TASK DESCRIPTION. When checking the entries below, count every line with the word "JSON", then give only that number.

GIVEN DATA.
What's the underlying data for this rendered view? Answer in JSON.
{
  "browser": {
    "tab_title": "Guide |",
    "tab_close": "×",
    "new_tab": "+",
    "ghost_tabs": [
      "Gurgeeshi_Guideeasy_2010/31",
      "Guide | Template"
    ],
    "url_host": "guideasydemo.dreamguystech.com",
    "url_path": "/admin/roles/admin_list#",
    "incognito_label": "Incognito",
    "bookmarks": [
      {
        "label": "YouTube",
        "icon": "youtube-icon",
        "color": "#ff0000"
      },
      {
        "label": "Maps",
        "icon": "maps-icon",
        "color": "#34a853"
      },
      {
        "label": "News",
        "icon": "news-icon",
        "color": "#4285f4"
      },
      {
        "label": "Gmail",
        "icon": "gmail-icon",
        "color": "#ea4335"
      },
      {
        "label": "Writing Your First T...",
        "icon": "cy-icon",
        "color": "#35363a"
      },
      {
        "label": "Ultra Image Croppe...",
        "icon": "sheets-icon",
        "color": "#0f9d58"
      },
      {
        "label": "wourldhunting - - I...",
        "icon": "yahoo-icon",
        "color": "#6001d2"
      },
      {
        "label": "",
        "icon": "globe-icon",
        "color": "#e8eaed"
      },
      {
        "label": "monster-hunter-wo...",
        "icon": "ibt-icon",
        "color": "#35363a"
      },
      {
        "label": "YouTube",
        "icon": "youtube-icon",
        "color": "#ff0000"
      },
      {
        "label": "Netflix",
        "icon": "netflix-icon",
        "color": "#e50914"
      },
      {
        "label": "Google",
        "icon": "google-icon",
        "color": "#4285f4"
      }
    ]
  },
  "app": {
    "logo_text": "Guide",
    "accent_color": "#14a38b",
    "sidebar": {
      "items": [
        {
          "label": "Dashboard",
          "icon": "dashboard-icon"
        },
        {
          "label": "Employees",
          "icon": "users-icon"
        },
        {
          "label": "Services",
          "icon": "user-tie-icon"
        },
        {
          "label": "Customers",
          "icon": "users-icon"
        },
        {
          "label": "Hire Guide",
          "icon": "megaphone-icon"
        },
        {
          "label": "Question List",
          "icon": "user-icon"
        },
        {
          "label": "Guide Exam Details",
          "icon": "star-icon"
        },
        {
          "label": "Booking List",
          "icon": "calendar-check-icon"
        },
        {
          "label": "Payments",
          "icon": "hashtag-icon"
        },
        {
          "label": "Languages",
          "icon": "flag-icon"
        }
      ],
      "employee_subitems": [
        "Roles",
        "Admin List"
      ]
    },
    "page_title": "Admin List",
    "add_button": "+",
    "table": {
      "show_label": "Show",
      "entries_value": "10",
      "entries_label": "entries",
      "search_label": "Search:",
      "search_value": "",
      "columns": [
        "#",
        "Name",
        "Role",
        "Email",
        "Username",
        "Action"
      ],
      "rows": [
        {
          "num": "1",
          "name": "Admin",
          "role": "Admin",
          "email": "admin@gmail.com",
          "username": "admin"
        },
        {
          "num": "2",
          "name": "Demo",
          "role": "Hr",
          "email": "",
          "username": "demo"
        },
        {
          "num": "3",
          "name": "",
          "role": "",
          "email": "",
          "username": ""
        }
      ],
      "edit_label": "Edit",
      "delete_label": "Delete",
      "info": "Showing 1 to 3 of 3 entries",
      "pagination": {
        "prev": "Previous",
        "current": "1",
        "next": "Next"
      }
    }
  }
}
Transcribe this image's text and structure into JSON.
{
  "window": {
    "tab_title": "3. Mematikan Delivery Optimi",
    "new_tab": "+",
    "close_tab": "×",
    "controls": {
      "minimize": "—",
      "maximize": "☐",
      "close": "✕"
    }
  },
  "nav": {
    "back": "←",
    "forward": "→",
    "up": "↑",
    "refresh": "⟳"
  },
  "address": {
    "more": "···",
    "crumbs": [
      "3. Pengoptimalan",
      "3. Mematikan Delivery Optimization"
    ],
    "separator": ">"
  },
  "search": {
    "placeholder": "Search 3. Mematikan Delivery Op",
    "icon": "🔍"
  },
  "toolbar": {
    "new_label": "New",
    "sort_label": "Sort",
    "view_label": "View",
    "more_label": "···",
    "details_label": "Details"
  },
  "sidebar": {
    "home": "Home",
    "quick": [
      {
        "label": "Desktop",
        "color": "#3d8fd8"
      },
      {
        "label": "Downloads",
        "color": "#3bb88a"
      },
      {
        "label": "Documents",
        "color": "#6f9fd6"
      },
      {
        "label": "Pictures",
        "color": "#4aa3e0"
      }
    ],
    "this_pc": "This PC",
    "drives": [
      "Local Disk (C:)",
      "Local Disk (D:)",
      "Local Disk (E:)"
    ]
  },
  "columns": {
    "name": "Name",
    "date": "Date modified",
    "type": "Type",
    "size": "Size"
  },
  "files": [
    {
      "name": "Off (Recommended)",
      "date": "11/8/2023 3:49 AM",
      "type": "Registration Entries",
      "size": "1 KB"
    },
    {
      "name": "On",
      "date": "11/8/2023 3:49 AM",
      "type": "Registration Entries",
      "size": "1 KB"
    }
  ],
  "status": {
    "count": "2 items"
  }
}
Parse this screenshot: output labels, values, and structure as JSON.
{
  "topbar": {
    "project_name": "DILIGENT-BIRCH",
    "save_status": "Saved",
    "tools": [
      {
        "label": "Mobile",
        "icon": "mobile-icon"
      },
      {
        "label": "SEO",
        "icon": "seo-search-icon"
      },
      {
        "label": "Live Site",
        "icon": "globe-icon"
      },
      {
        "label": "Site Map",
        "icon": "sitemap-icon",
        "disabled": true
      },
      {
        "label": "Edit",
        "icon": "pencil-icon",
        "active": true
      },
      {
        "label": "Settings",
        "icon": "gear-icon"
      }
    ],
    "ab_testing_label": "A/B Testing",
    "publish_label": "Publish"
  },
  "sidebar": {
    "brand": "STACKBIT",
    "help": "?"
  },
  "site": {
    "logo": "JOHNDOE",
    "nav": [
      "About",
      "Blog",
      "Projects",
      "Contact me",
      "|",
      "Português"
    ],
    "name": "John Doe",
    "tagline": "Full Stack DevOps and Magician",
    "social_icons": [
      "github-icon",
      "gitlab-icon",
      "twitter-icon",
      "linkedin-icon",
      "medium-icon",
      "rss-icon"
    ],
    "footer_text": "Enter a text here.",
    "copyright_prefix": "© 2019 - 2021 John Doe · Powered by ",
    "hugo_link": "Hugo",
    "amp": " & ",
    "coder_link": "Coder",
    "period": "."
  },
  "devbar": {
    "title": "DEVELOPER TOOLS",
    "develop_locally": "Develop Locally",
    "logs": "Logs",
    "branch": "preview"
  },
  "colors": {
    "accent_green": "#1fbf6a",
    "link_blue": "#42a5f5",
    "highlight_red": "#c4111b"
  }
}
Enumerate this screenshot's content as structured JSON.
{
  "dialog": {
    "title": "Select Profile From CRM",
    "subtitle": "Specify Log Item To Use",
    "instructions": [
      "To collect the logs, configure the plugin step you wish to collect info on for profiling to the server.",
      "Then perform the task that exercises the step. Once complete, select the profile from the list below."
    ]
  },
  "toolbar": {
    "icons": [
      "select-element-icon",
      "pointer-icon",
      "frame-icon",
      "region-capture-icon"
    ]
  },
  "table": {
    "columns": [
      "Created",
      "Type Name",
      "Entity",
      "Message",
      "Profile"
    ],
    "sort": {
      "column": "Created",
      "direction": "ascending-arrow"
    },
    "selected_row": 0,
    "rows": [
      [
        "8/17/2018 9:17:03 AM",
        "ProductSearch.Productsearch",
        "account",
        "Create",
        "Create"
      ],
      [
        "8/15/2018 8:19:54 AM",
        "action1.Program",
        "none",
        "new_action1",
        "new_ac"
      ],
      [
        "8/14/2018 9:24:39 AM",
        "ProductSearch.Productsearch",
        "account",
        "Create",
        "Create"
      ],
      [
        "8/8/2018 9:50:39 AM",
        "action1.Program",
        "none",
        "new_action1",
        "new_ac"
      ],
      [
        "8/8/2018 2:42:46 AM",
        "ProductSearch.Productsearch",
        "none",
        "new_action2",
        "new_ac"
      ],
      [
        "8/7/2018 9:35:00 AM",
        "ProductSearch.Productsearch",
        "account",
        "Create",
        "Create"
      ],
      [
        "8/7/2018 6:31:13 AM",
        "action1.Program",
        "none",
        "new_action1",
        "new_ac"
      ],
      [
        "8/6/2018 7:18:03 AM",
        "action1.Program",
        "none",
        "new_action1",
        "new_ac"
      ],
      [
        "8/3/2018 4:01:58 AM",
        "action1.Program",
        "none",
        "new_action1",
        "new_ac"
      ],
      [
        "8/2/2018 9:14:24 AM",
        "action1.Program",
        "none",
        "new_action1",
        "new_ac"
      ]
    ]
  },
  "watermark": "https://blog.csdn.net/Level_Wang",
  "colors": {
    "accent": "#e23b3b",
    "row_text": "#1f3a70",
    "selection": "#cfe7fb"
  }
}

EXERCISE RESPONSE. 4